SOUTH Australia has agreed a A$1bn (US$770m) investment with the Federal Government that includes funds for hydrogen, CCS, and exporting gas to the east coast.
The deal includes A$400m in funding for CCS, hydrogen, electric vehicles and other emissions reduction projects in South Australia. The state has a target for net zero emissions by 2050, and last year announced an interim goal of a 50% reduction on 2005 emissions by 2030.
The investment also includes funding for an electricity interconnector between South Australia and New South Wales, and for South Australia to produce an additional 50 PJ/y of gas by end of 2023 and possibly 80 PJ/y by 2030. This would increase supplies to the state and exports to the east coast markets.
Angus Taylor, Minister for Energy and Emissions Reduction, said: “The focus on gas will help South Australia meet its own gas needs and assist efforts to prevent forecast shortfalls in the broader east coast gas market from 2023, as part of our gas-fired recovery.”
In September, the Government outlined plans to produce more gas to help Australia recover from the economic impacts of Covid-19. It said more gas would boost industry, create jobs, reduce energy costs, and improve energy security.
There are conflicts of opinion over whether Australia needs more gas to bridge its shift from coal to renewables. Australia’s Chief Scientist Alan Finkel has supported producing more. Yet projections made by the Australian Energy Market Operator (Aemo) last year are more agnostic, noting that tightening gas supplies require additional production of 120–285 PJ each year between 2025–2037 to meet domestic, industry and export demand. But it also noted that variables including a decline in battery costs could shift the advantage away from gas.
South Australia has steadily moved away from fossil fuels to renewables. In 2019, around 56% of its electricity was generated from renewable sources. Last year, it published a climate change action plan that includes scaling up renewable hydrogen production for export and domestic use.
Commenting on the new funding initiative, Dan van Holst Pellekaan, Minister for Energy and Mining, said: “The joint commitment to develop hydrogen hubs in South Australia is a strong sign to our global partners in Asia and Europe that South Australia can lead the nation in this new industry.”

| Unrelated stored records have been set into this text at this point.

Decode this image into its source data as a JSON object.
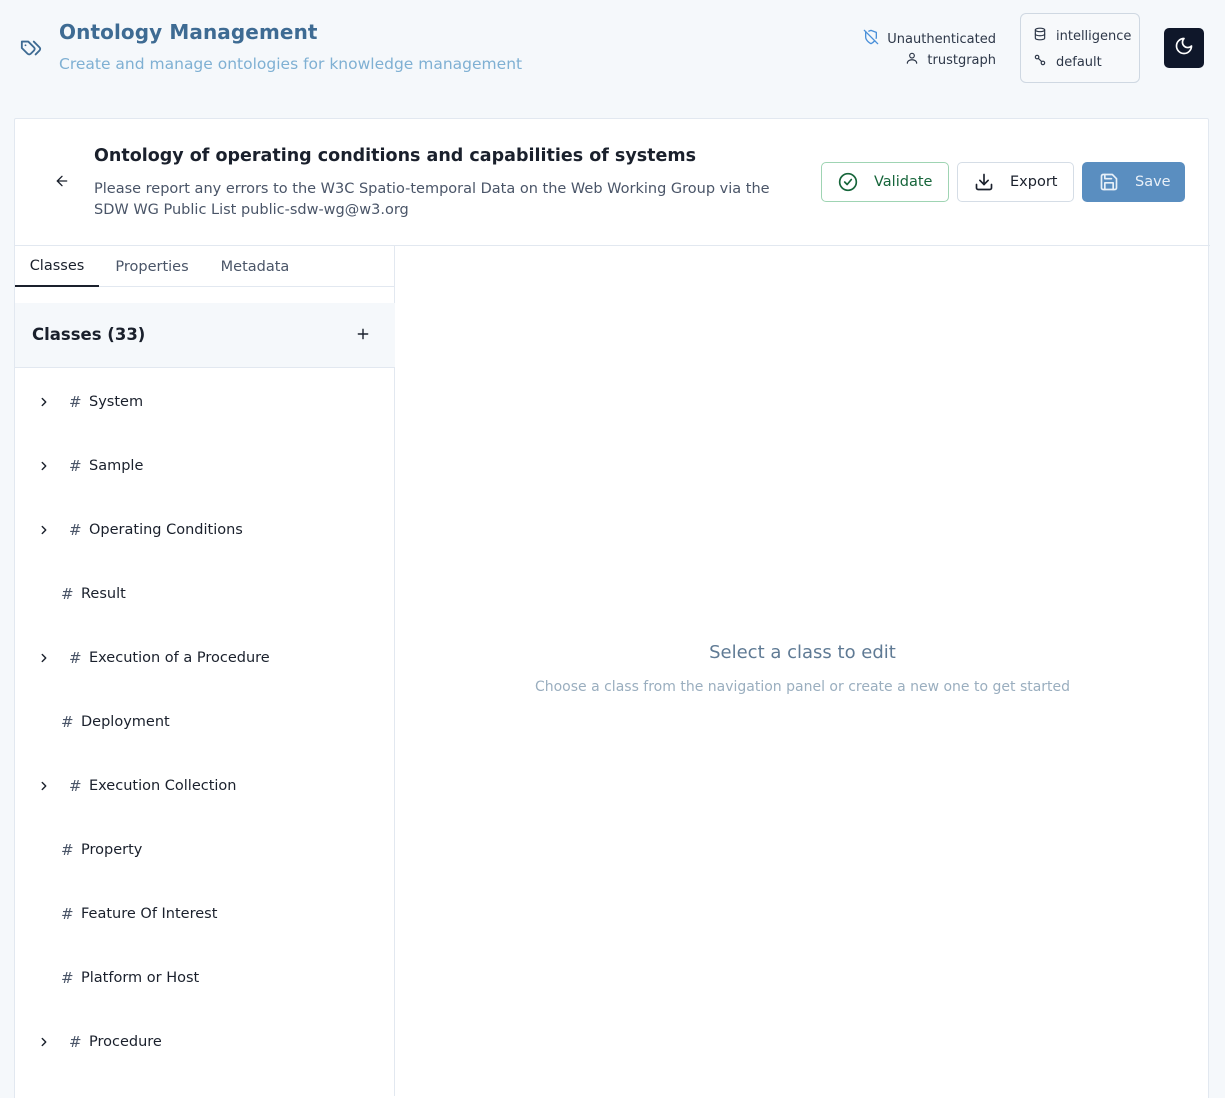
{
  "header": {
    "title": "Ontology Management",
    "subtitle": "Create and manage ontologies for knowledge management",
    "auth_status": "Unauthenticated",
    "user": "trustgraph",
    "workspace": "intelligence",
    "collection": "default"
  },
  "ontology": {
    "title": "Ontology of operating conditions and capabilities of systems",
    "description": "Please report any errors to the W3C Spatio-temporal Data on the Web Working Group via the SDW WG Public List public-sdw-wg@w3.org"
  },
  "actions": {
    "validate": "Validate",
    "export": "Export",
    "save": "Save"
  },
  "tabs": [
    {
      "label": "Classes",
      "active": true
    },
    {
      "label": "Properties",
      "active": false
    },
    {
      "label": "Metadata",
      "active": false
    }
  ],
  "classes_panel": {
    "title": "Classes (33)",
    "items": [
      {
        "label": "System",
        "expandable": true
      },
      {
        "label": "Sample",
        "expandable": true
      },
      {
        "label": "Operating Conditions",
        "expandable": true
      },
      {
        "label": "Result",
        "expandable": false
      },
      {
        "label": "Execution of a Procedure",
        "expandable": true
      },
      {
        "label": "Deployment",
        "expandable": false
      },
      {
        "label": "Execution Collection",
        "expandable": true
      },
      {
        "label": "Property",
        "expandable": false
      },
      {
        "label": "Feature Of Interest",
        "expandable": false
      },
      {
        "label": "Platform or Host",
        "expandable": false
      },
      {
        "label": "Procedure",
        "expandable": true
      }
    ]
  },
  "editor": {
    "empty_title": "Select a class to edit",
    "empty_subtitle": "Choose a class from the navigation panel or create a new one to get started"
  },
  "colors": {
    "accent": "#3e6b93",
    "save_button": "#5a8ec0",
    "validate_border": "#9fd4b3"
  },
  "icons": {
    "logo": "tags-icon",
    "auth": "shield-off-icon",
    "user": "user-icon",
    "workspace": "database-icon",
    "collection": "link-icon",
    "theme": "moon-icon",
    "back": "arrow-left-icon",
    "validate": "check-circle-icon",
    "export": "download-icon",
    "save": "save-icon",
    "add": "plus-icon",
    "expand": "chevron-right-icon",
    "class": "hash-icon"
  }
}
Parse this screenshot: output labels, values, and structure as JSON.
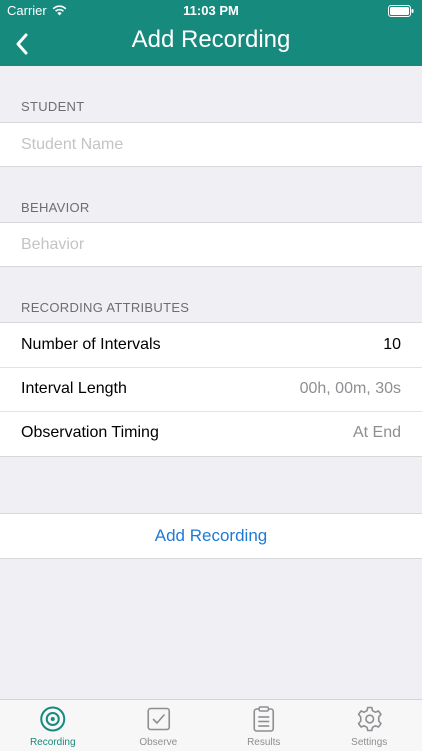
{
  "status_bar": {
    "carrier": "Carrier",
    "time": "11:03 PM"
  },
  "nav": {
    "title": "Add Recording"
  },
  "student": {
    "header": "STUDENT",
    "placeholder": "Student Name",
    "value": ""
  },
  "behavior": {
    "header": "BEHAVIOR",
    "placeholder": "Behavior",
    "value": ""
  },
  "attributes": {
    "header": "RECORDING ATTRIBUTES",
    "rows": [
      {
        "label": "Number of Intervals",
        "value": "10"
      },
      {
        "label": "Interval Length",
        "value": "00h, 00m, 30s"
      },
      {
        "label": "Observation Timing",
        "value": "At End"
      }
    ]
  },
  "action": {
    "label": "Add Recording"
  },
  "tabs": [
    {
      "label": "Recording",
      "icon": "target-icon",
      "active": true
    },
    {
      "label": "Observe",
      "icon": "checkbox-icon",
      "active": false
    },
    {
      "label": "Results",
      "icon": "list-icon",
      "active": false
    },
    {
      "label": "Settings",
      "icon": "gear-icon",
      "active": false
    }
  ],
  "colors": {
    "accent": "#178a7e",
    "link": "#1f7ad6",
    "background": "#efeff4"
  }
}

Catch up on the latest news, views and jobs from The Chemical Engineer. Below are the four latest issues. View a wider selection of the archive from within the Magazine section of this site.